As an author, you are always at a disadvantage.
Because you are trying to record experiences you will never have (unless you’re writing autobiography, and you can only do that once). You don’t know what it’s like to ride a dragon, or fight your way through a gauntlet of assassins, or travel on a faster-than-light spacecraft.
But those things are easy to write about because nobody has experienced them. You don’t have to have personal experience to describe dragon riding. No matter how you depict it, you account is unfalsifiable. No one has the wherewithal to contradict you.
Writers who want to turn up the difficulty level will try describing realistic experiences—albeit ones that a lot of people don’t get the chance to do in person. For example, a lot of people don’t know what it’s like to ride a horse or fly in a hot air balloon. Accurately capturing these experiences in words can be enjoyable for people without the opportunity or nerve to do them in person.
But if you want to really dial up the realistic escapism, you’re going to have to play with fire.
Because there is another kind of experience that people are curious about but usually unwilling to indulge in. These are top-shelf experiences, promising your mild mannered readers a lifestyle they could never dream of living out.
I am of course referring to adventures in law-breaking.
The Freedom of the Criminal
There’s a reason why crime thrillers make such phenomenal bestsellers. It’s not that most people wish they could commit crimes. Far from it—people want to live safe and happy lives, and have willingly built walls between themselves and criminal behavior.
But that also means never knowing what it feels like to experience those transgressive behaviors. Most people understand that they wouldn’t like living those kinds of lives, that it would feel awful. But they will forever wonder: how awful?
Most people avoid criminal activity to the point where they can’t even imagine what it feels like. And people get uneasy when they encounter something they can’t imagine. It gnaws at them, wondering what they’re missing out on.
So if, as a writer, you can give these experiences to readers, you have a leg up. If you can, for example, write a story that lets the reader understand what it’s like to do hard drugs, people will take an interest. Some writers will even do hard drugs so that they can then write about the experience.

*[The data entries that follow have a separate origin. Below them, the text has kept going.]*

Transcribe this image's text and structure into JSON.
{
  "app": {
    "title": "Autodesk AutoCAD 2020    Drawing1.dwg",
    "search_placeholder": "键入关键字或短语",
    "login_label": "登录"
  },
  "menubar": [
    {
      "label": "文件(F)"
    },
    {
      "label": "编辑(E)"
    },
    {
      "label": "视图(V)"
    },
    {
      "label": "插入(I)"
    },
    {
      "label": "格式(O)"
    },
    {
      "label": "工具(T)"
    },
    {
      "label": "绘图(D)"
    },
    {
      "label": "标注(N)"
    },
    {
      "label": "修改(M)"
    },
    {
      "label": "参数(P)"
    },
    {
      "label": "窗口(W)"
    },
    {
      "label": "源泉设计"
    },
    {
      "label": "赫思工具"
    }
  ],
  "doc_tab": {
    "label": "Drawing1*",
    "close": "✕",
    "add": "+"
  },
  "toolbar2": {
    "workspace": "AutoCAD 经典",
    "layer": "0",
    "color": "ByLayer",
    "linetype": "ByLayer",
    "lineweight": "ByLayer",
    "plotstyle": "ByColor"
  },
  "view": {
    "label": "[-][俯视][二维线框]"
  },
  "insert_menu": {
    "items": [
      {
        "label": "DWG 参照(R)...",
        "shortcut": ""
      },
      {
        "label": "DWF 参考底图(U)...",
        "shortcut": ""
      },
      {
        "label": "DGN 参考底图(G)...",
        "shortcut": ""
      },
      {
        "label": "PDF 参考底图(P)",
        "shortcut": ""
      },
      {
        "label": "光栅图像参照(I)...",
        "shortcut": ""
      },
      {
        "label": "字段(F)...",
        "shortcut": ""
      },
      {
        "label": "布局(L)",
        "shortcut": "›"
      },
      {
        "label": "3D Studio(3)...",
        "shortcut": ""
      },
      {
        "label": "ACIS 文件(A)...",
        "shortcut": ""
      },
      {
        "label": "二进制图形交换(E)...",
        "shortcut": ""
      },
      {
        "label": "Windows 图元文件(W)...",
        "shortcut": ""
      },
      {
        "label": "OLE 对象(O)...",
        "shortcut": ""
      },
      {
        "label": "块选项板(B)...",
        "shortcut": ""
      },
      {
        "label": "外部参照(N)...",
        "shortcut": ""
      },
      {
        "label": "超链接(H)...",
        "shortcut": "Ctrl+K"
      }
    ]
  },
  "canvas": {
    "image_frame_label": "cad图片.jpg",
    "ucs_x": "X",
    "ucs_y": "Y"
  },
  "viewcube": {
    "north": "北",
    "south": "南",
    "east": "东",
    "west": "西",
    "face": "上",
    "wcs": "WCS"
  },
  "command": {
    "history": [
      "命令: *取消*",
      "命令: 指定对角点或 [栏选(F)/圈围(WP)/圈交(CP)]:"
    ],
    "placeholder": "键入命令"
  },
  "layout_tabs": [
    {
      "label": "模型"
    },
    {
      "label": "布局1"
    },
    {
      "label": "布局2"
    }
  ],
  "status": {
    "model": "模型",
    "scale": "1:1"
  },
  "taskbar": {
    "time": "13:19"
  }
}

But not every writer can do this. And not every crime can be capitalized on. Say that a writer really wants to know what it’s like to commit a murder, so he goes out and murders someone. Do you think he could use his experience as a murderer to write a great true-crime story about murder?
No hypothetical book is so good that it justifies going out and killing someone. And, at least in my case, no hypothetical book justifies doing hard drugs. I know a lot of writers disagree, but you can’t expect everyone to go out there and do lines of cocaine off a hooker’s butt (those razorblades really hurt, by the way).
Yet people still write murder plots, including extremely graphic descriptions, without having done the deed themselves. How is this accomplished? Even deep research cannot tell you how it feels to strangle someone or blow them up with explosives.
Ultimately, it comes down to imagination. Can you imagine doing something truly taboo?
Your Writing Prompt: Cannibalism
I’m taking a shot in the dark here, but I’m guessing you’ve never imbibed.
How does a non-writer write about cannibalism? Perhaps the first step is to examine your own feelings about it as an outsider. Most real cannibals living today practice it ceremonially. They don’t just go out and eat anyone willy nilly. As a non-cannibal, did you think it was just like hunting or raising livestock?
And then there’s the big question.
If you can write a convincing cannibalism scene, you can write anything.
Never miss a secret. Subscribe to the blog.